---- DATA

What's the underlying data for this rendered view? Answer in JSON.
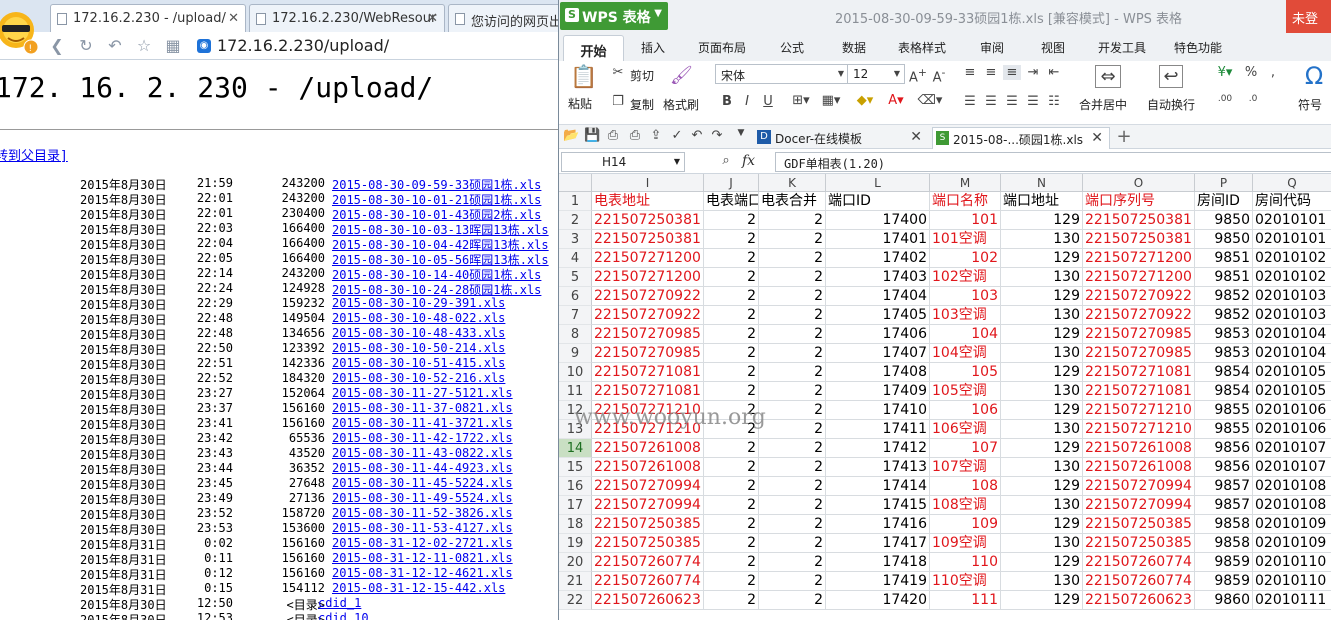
{
  "browser": {
    "tabs": [
      {
        "label": "172.16.2.230 - /upload/",
        "close": "✕"
      },
      {
        "label": "172.16.2.230/WebResour",
        "close": "✕"
      },
      {
        "label": "您访问的网页出"
      }
    ],
    "url": "172.16.2.230/upload/",
    "page_title": "172. 16. 2. 230 - /upload/",
    "parent_link": "转到父目录]",
    "files": [
      {
        "date": "2015年8月30日",
        "time": "21:59",
        "size": "243200",
        "name": "2015-08-30-09-59-33硕园1栋.xls"
      },
      {
        "date": "2015年8月30日",
        "time": "22:01",
        "size": "243200",
        "name": "2015-08-30-10-01-21硕园1栋.xls"
      },
      {
        "date": "2015年8月30日",
        "time": "22:01",
        "size": "230400",
        "name": "2015-08-30-10-01-43硕园2栋.xls"
      },
      {
        "date": "2015年8月30日",
        "time": "22:03",
        "size": "166400",
        "name": "2015-08-30-10-03-13晖园13栋.xls"
      },
      {
        "date": "2015年8月30日",
        "time": "22:04",
        "size": "166400",
        "name": "2015-08-30-10-04-42晖园13栋.xls"
      },
      {
        "date": "2015年8月30日",
        "time": "22:05",
        "size": "166400",
        "name": "2015-08-30-10-05-56晖园13栋.xls"
      },
      {
        "date": "2015年8月30日",
        "time": "22:14",
        "size": "243200",
        "name": "2015-08-30-10-14-40硕园1栋.xls"
      },
      {
        "date": "2015年8月30日",
        "time": "22:24",
        "size": "124928",
        "name": "2015-08-30-10-24-28硕园1栋.xls"
      },
      {
        "date": "2015年8月30日",
        "time": "22:29",
        "size": "159232",
        "name": "2015-08-30-10-29-391.xls"
      },
      {
        "date": "2015年8月30日",
        "time": "22:48",
        "size": "149504",
        "name": "2015-08-30-10-48-022.xls"
      },
      {
        "date": "2015年8月30日",
        "time": "22:48",
        "size": "134656",
        "name": "2015-08-30-10-48-433.xls"
      },
      {
        "date": "2015年8月30日",
        "time": "22:50",
        "size": "123392",
        "name": "2015-08-30-10-50-214.xls"
      },
      {
        "date": "2015年8月30日",
        "time": "22:51",
        "size": "142336",
        "name": "2015-08-30-10-51-415.xls"
      },
      {
        "date": "2015年8月30日",
        "time": "22:52",
        "size": "184320",
        "name": "2015-08-30-10-52-216.xls"
      },
      {
        "date": "2015年8月30日",
        "time": "23:27",
        "size": "152064",
        "name": "2015-08-30-11-27-5121.xls"
      },
      {
        "date": "2015年8月30日",
        "time": "23:37",
        "size": "156160",
        "name": "2015-08-30-11-37-0821.xls"
      },
      {
        "date": "2015年8月30日",
        "time": "23:41",
        "size": "156160",
        "name": "2015-08-30-11-41-3721.xls"
      },
      {
        "date": "2015年8月30日",
        "time": "23:42",
        "size": "65536",
        "name": "2015-08-30-11-42-1722.xls"
      },
      {
        "date": "2015年8月30日",
        "time": "23:43",
        "size": "43520",
        "name": "2015-08-30-11-43-0822.xls"
      },
      {
        "date": "2015年8月30日",
        "time": "23:44",
        "size": "36352",
        "name": "2015-08-30-11-44-4923.xls"
      },
      {
        "date": "2015年8月30日",
        "time": "23:45",
        "size": "27648",
        "name": "2015-08-30-11-45-5224.xls"
      },
      {
        "date": "2015年8月30日",
        "time": "23:49",
        "size": "27136",
        "name": "2015-08-30-11-49-5524.xls"
      },
      {
        "date": "2015年8月30日",
        "time": "23:52",
        "size": "158720",
        "name": "2015-08-30-11-52-3826.xls"
      },
      {
        "date": "2015年8月30日",
        "time": "23:53",
        "size": "153600",
        "name": "2015-08-30-11-53-4127.xls"
      },
      {
        "date": "2015年8月31日",
        "time": "0:02",
        "size": "156160",
        "name": "2015-08-31-12-02-2721.xls"
      },
      {
        "date": "2015年8月31日",
        "time": "0:11",
        "size": "156160",
        "name": "2015-08-31-12-11-0821.xls"
      },
      {
        "date": "2015年8月31日",
        "time": "0:12",
        "size": "156160",
        "name": "2015-08-31-12-12-4621.xls"
      },
      {
        "date": "2015年8月31日",
        "time": "0:15",
        "size": "154112",
        "name": "2015-08-31-12-15-442.xls"
      },
      {
        "date": "2015年8月30日",
        "time": "12:50",
        "size": "<目录>",
        "name": "cdid_1",
        "dir": true
      },
      {
        "date": "2015年8月30日",
        "time": "12:53",
        "size": "<目录>",
        "name": "cdid_10",
        "dir": true
      }
    ]
  },
  "wps": {
    "app_button": "WPS 表格",
    "doc_title": "2015-08-30-09-59-33硕园1栋.xls [兼容模式] - WPS 表格",
    "login": "未登",
    "menus": [
      "开始",
      "插入",
      "页面布局",
      "公式",
      "数据",
      "表格样式",
      "审阅",
      "视图",
      "开发工具",
      "特色功能"
    ],
    "ribbon": {
      "paste": "粘贴",
      "cut": "剪切",
      "copy": "复制",
      "format_painter": "格式刷",
      "font": "宋体",
      "font_size": "12",
      "merge_center": "合并居中",
      "auto_wrap": "自动换行",
      "symbol": "符号",
      "bold": "B",
      "italic": "I",
      "underline": "U"
    },
    "doc_tabs": [
      {
        "label": "Docer-在线模板",
        "close": "✕"
      },
      {
        "label": "2015-08-...硕园1栋.xls",
        "close": "✕"
      }
    ],
    "name_box": "H14",
    "fx": "fx",
    "formula": "GDF单相表(1.20)",
    "columns": [
      "I",
      "J",
      "K",
      "L",
      "M",
      "N",
      "O",
      "P",
      "Q"
    ],
    "row_numbers": [
      "1",
      "2",
      "3",
      "4",
      "5",
      "6",
      "7",
      "8",
      "9",
      "10",
      "11",
      "12",
      "13",
      "14",
      "15",
      "16",
      "17",
      "18",
      "19",
      "20",
      "21",
      "22"
    ],
    "selected_row": "14",
    "header_row": [
      "电表地址",
      "电表端口",
      "电表合并",
      "端口ID",
      "端口名称",
      "端口地址",
      "端口序列号",
      "房间ID",
      "房间代码"
    ],
    "rows": [
      [
        "221507250381",
        "2",
        "2",
        "17400",
        "101",
        "129",
        "221507250381",
        "9850",
        "02010101"
      ],
      [
        "221507250381",
        "2",
        "2",
        "17401",
        "101空调",
        "130",
        "221507250381",
        "9850",
        "02010101"
      ],
      [
        "221507271200",
        "2",
        "2",
        "17402",
        "102",
        "129",
        "221507271200",
        "9851",
        "02010102"
      ],
      [
        "221507271200",
        "2",
        "2",
        "17403",
        "102空调",
        "130",
        "221507271200",
        "9851",
        "02010102"
      ],
      [
        "221507270922",
        "2",
        "2",
        "17404",
        "103",
        "129",
        "221507270922",
        "9852",
        "02010103"
      ],
      [
        "221507270922",
        "2",
        "2",
        "17405",
        "103空调",
        "130",
        "221507270922",
        "9852",
        "02010103"
      ],
      [
        "221507270985",
        "2",
        "2",
        "17406",
        "104",
        "129",
        "221507270985",
        "9853",
        "02010104"
      ],
      [
        "221507270985",
        "2",
        "2",
        "17407",
        "104空调",
        "130",
        "221507270985",
        "9853",
        "02010104"
      ],
      [
        "221507271081",
        "2",
        "2",
        "17408",
        "105",
        "129",
        "221507271081",
        "9854",
        "02010105"
      ],
      [
        "221507271081",
        "2",
        "2",
        "17409",
        "105空调",
        "130",
        "221507271081",
        "9854",
        "02010105"
      ],
      [
        "221507271210",
        "2",
        "2",
        "17410",
        "106",
        "129",
        "221507271210",
        "9855",
        "02010106"
      ],
      [
        "221507271210",
        "2",
        "2",
        "17411",
        "106空调",
        "130",
        "221507271210",
        "9855",
        "02010106"
      ],
      [
        "221507261008",
        "2",
        "2",
        "17412",
        "107",
        "129",
        "221507261008",
        "9856",
        "02010107"
      ],
      [
        "221507261008",
        "2",
        "2",
        "17413",
        "107空调",
        "130",
        "221507261008",
        "9856",
        "02010107"
      ],
      [
        "221507270994",
        "2",
        "2",
        "17414",
        "108",
        "129",
        "221507270994",
        "9857",
        "02010108"
      ],
      [
        "221507270994",
        "2",
        "2",
        "17415",
        "108空调",
        "130",
        "221507270994",
        "9857",
        "02010108"
      ],
      [
        "221507250385",
        "2",
        "2",
        "17416",
        "109",
        "129",
        "221507250385",
        "9858",
        "02010109"
      ],
      [
        "221507250385",
        "2",
        "2",
        "17417",
        "109空调",
        "130",
        "221507250385",
        "9858",
        "02010109"
      ],
      [
        "221507260774",
        "2",
        "2",
        "17418",
        "110",
        "129",
        "221507260774",
        "9859",
        "02010110"
      ],
      [
        "221507260774",
        "2",
        "2",
        "17419",
        "110空调",
        "130",
        "221507260774",
        "9859",
        "02010110"
      ],
      [
        "221507260623",
        "2",
        "2",
        "17420",
        "111",
        "129",
        "221507260623",
        "9860",
        "02010111"
      ]
    ]
  },
  "watermark": "www.wooyun.org",
  "colors": {
    "link": "#0000ee",
    "red_text": "#e0161b",
    "wps_green": "#3f9a35",
    "login_red": "#e14b39"
  }
}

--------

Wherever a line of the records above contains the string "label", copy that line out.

        "label": "172.16.2.230 - /upload/",
        "label": "172.16.2.230/WebResour",
        "label": "您访问的网页出"
        "label": "Docer-在线模板",
        "label": "2015-08-...硕园1栋.xls",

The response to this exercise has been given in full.